Centipedegrass is slow-growing, warm-season grass with coarse leaves. It does best in acidic soil and full sun or partial shade. It is a low-maintenance grass best used as a general-purpose turf. Centipedegrass can take up to 3-years to establish when seeded.
Centipedegrass has a light color and coarse texture.
Centipedegrass should be mowed to a height of 1 inch; it should not exceed 2 inches. Once established, centipedegrass requires 0.5-1 lb of nitrogen per 1,000 sq ft per year.
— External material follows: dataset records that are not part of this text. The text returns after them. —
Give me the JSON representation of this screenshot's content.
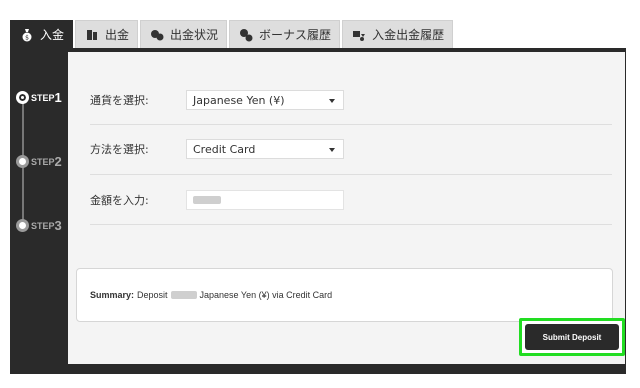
{
  "tabs": [
    {
      "label": "入金",
      "icon": "money-bag-icon",
      "active": true
    },
    {
      "label": "出金",
      "icon": "bill-stack-icon",
      "active": false
    },
    {
      "label": "出金状況",
      "icon": "coins-clock-icon",
      "active": false
    },
    {
      "label": "ボーナス履歴",
      "icon": "bonus-coins-icon",
      "active": false
    },
    {
      "label": "入金出金履歴",
      "icon": "exchange-history-icon",
      "active": false
    }
  ],
  "steps": [
    {
      "label": "STEP",
      "num": "1",
      "active": true
    },
    {
      "label": "STEP",
      "num": "2",
      "active": false
    },
    {
      "label": "STEP",
      "num": "3",
      "active": false
    }
  ],
  "form": {
    "currency_label": "通貨を選択:",
    "currency_value": "Japanese Yen (¥)",
    "method_label": "方法を選択:",
    "method_value": "Credit Card",
    "amount_label": "金額を入力:"
  },
  "summary": {
    "prefix": "Summary:",
    "deposit_word": "Deposit",
    "tail": "Japanese Yen (¥) via Credit Card"
  },
  "submit_label": "Submit Deposit",
  "colors": {
    "dark": "#2a2a2a",
    "highlight": "#22dd22",
    "panel": "#f4f4f4"
  }
}
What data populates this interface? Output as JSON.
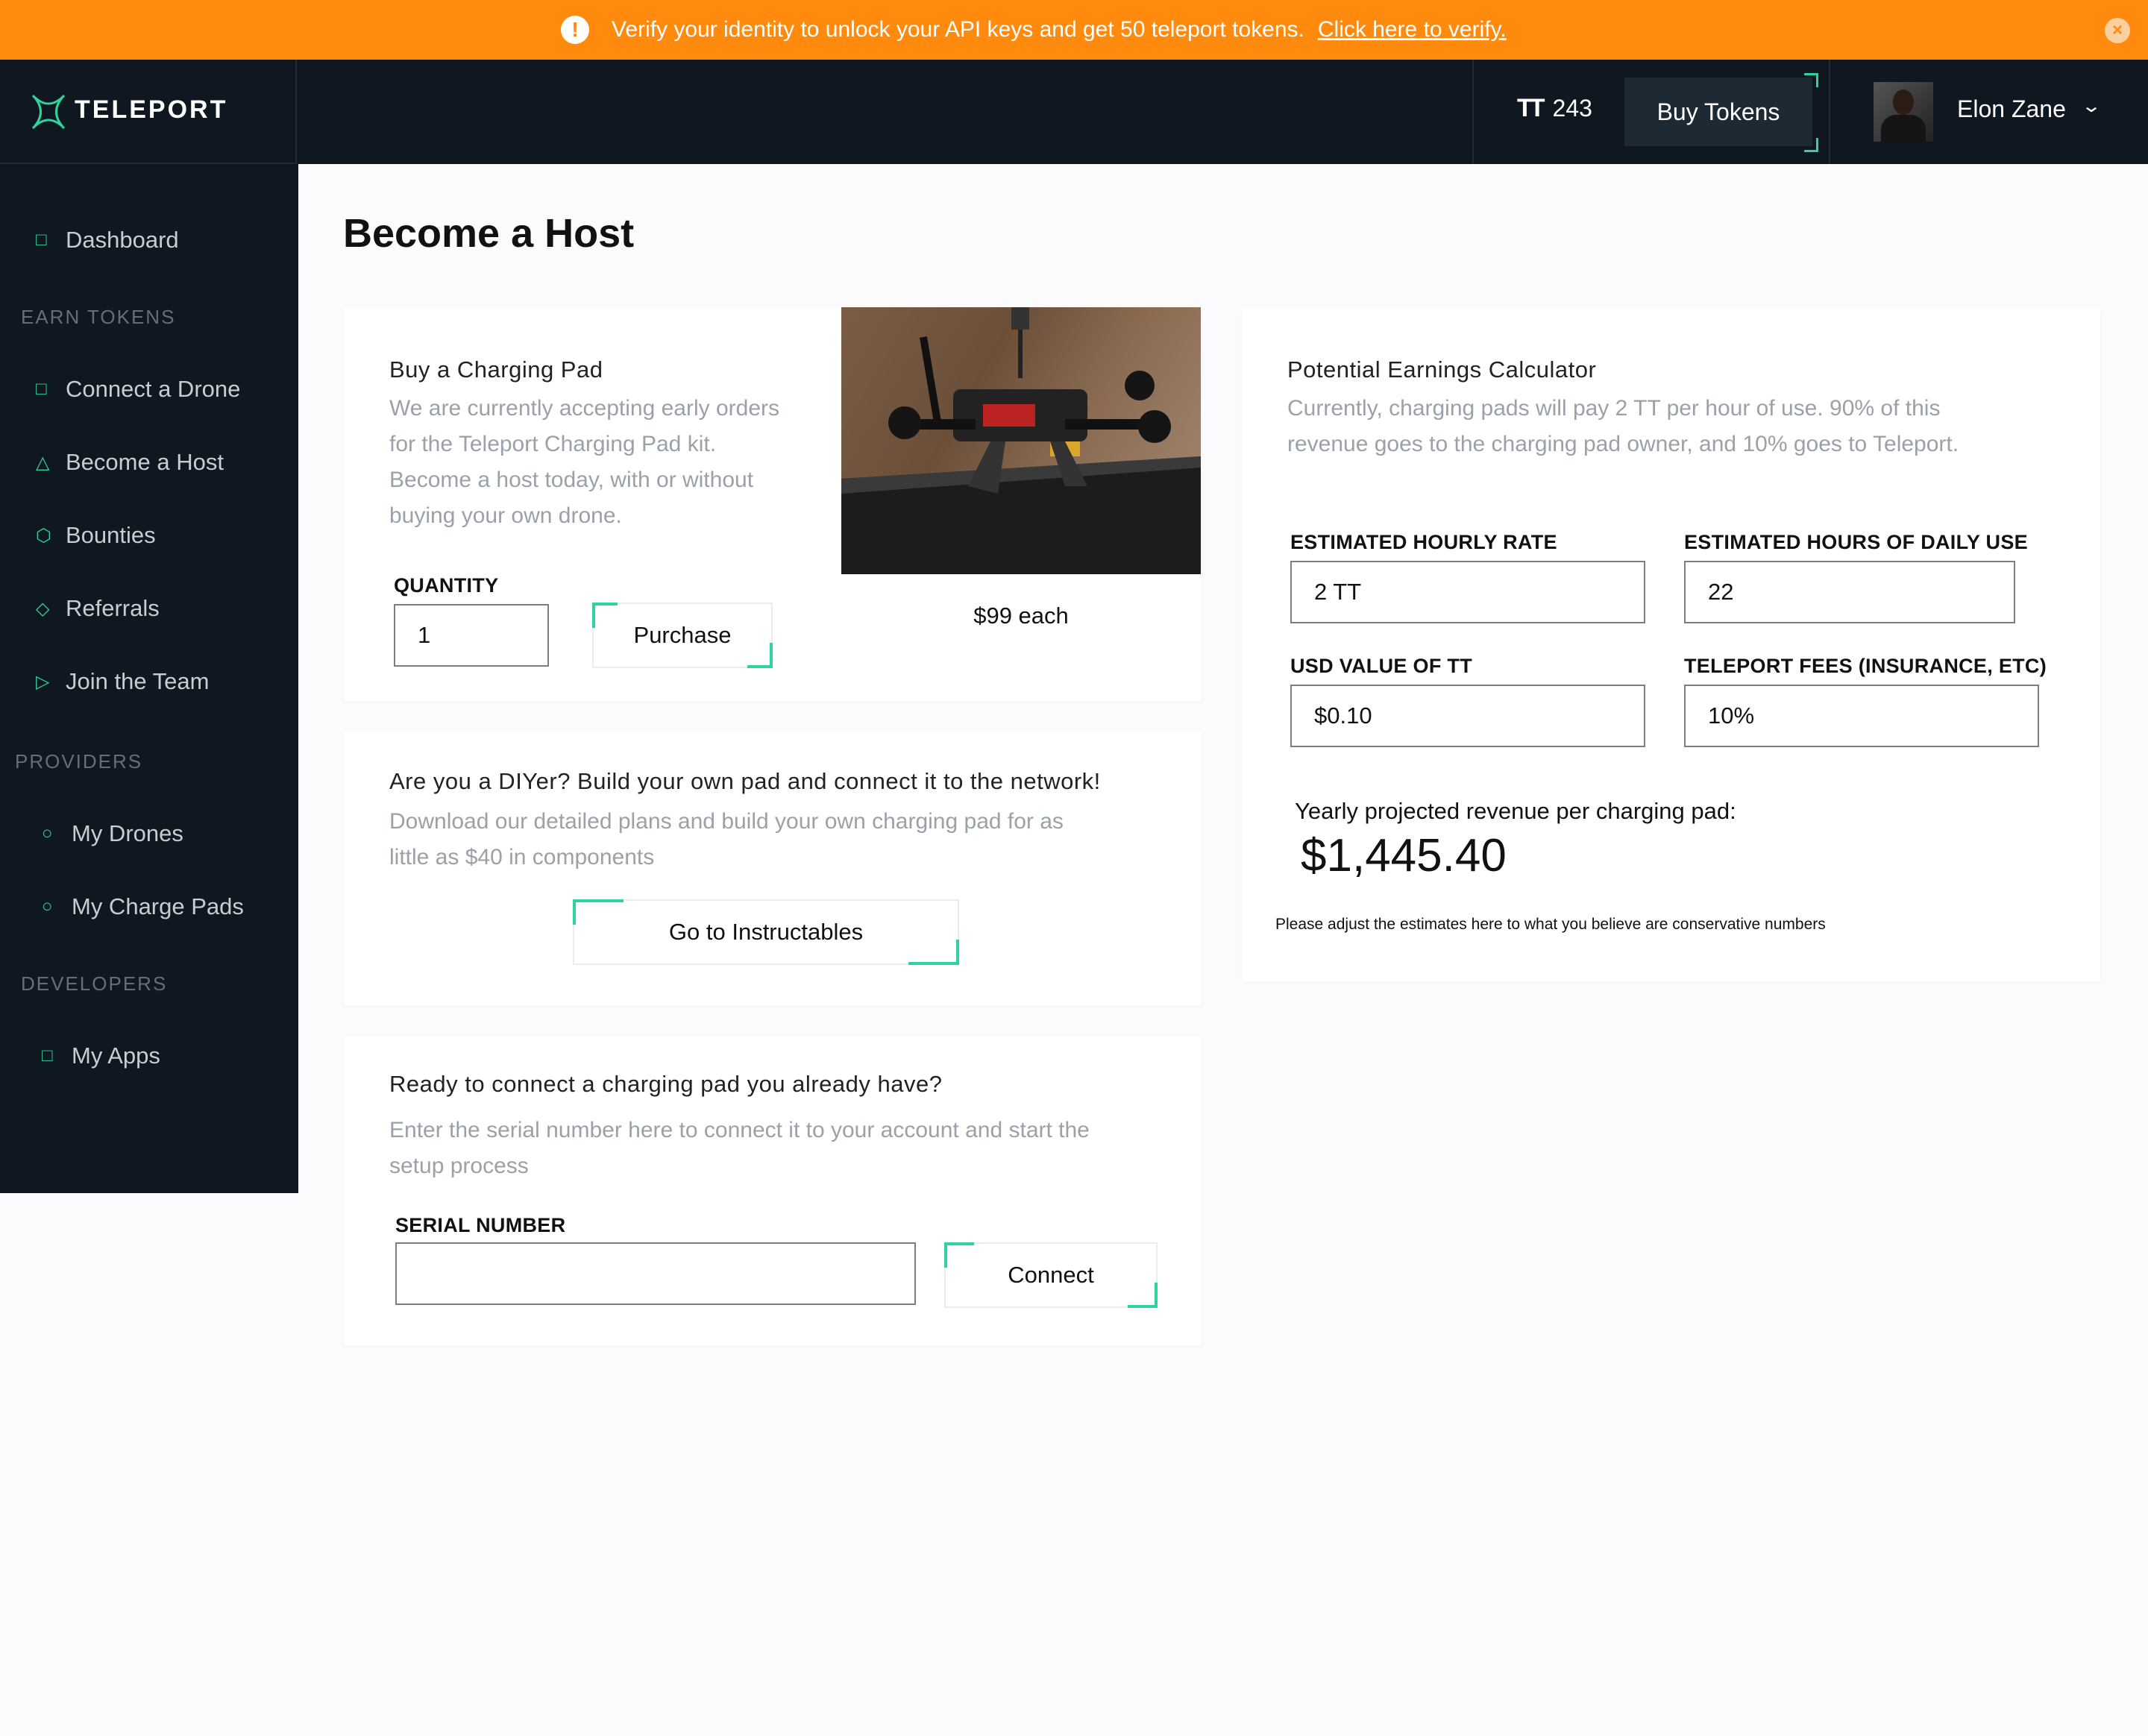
{
  "banner": {
    "message": "Verify your identity to unlock your API keys and get 50 teleport tokens.",
    "link": "Click here to verify.",
    "alert_icon": "!",
    "close_icon": "×"
  },
  "header": {
    "logo_text": "TELEPORT",
    "token_symbol": "TT",
    "token_balance": "243",
    "buy_button": "Buy Tokens",
    "user_name": "Elon Zane",
    "chevron": "⌄"
  },
  "sidebar": {
    "dashboard": "Dashboard",
    "section_earn": "EARN TOKENS",
    "connect_drone": "Connect a Drone",
    "become_host": "Become a Host",
    "bounties": "Bounties",
    "referrals": "Referrals",
    "join_team": "Join the Team",
    "section_providers": "PROVIDERS",
    "my_drones": "My Drones",
    "my_charge_pads": "My Charge Pads",
    "section_developers": "DEVELOPERS",
    "my_apps": "My Apps"
  },
  "page": {
    "title": "Become a Host"
  },
  "buy_pad": {
    "title": "Buy a Charging Pad",
    "line1": "We are currently accepting early orders",
    "line2": "for the Teleport Charging Pad kit.",
    "line3": "Become a host today, with or without",
    "line4": "buying your own drone.",
    "quantity_label": "QUANTITY",
    "quantity_value": "1",
    "purchase_button": "Purchase",
    "price": "$99 each"
  },
  "diy": {
    "title": "Are you a DIYer? Build your own pad and connect it to the network!",
    "line1": "Download our detailed plans and build your own charging pad for as",
    "line2": "little as $40 in components",
    "button": "Go to Instructables"
  },
  "connect_pad": {
    "title": "Ready to connect a charging pad you already have?",
    "line1": "Enter the serial number here to connect it to your account and start the",
    "line2": "setup process",
    "serial_label": "SERIAL NUMBER",
    "serial_value": "",
    "button": "Connect"
  },
  "calculator": {
    "title": "Potential Earnings Calculator",
    "line1": "Currently, charging pads will pay 2 TT per hour of use. 90% of this",
    "line2": "revenue goes to the charging pad owner, and 10% goes to Teleport.",
    "hourly_rate_label": "ESTIMATED HOURLY RATE",
    "hourly_rate_value": "2 TT",
    "daily_hours_label": "ESTIMATED HOURS OF DAILY USE",
    "daily_hours_value": "22",
    "usd_label": "USD VALUE OF TT",
    "usd_value": "$0.10",
    "fees_label": "TELEPORT FEES (INSURANCE, ETC)",
    "fees_value": "10%",
    "result_label": "Yearly projected revenue per charging pad:",
    "result_value": "$1,445.40",
    "note": "Please adjust the estimates here to what you believe are conservative numbers"
  },
  "colors": {
    "accent": "#2ed3a0",
    "banner": "#ff8a0d",
    "nav_bg": "#0f1820"
  }
}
To prevent centipedegrass from becoming thatchy, don’t over-fertilize.
Tolerance Rating Centipedegrass
Centipedegrass has good tolerance to heat, drought and shade. However, performs poorly in colder temperatures and very poorly in high-traffic areas.
St. Augustinegrass is a fast-growing warm-season grass with a medium to dark green color and coarse texture. Unfortunately, it has a low tolerance to cold weather, so it may not be the best option for use in Charlotte.
St. Augustinegrass has a medium to dark color and coarse texture.
St. Augustine requires frequent mowing. It should be mowed to a height of 2.5 to 4 inches. For fertilizing, use no more than 4 lbs of nitrogen per 1,000 sq ft per year. Overfertilization and irrigation can result in thatch buildup.
Tolerance Rating St. Augustinggrass
St. Augustinggrass is tolerant to heat, cold and drought. However, it does poorly in cold temperatures and very poorly in areas with high traffic.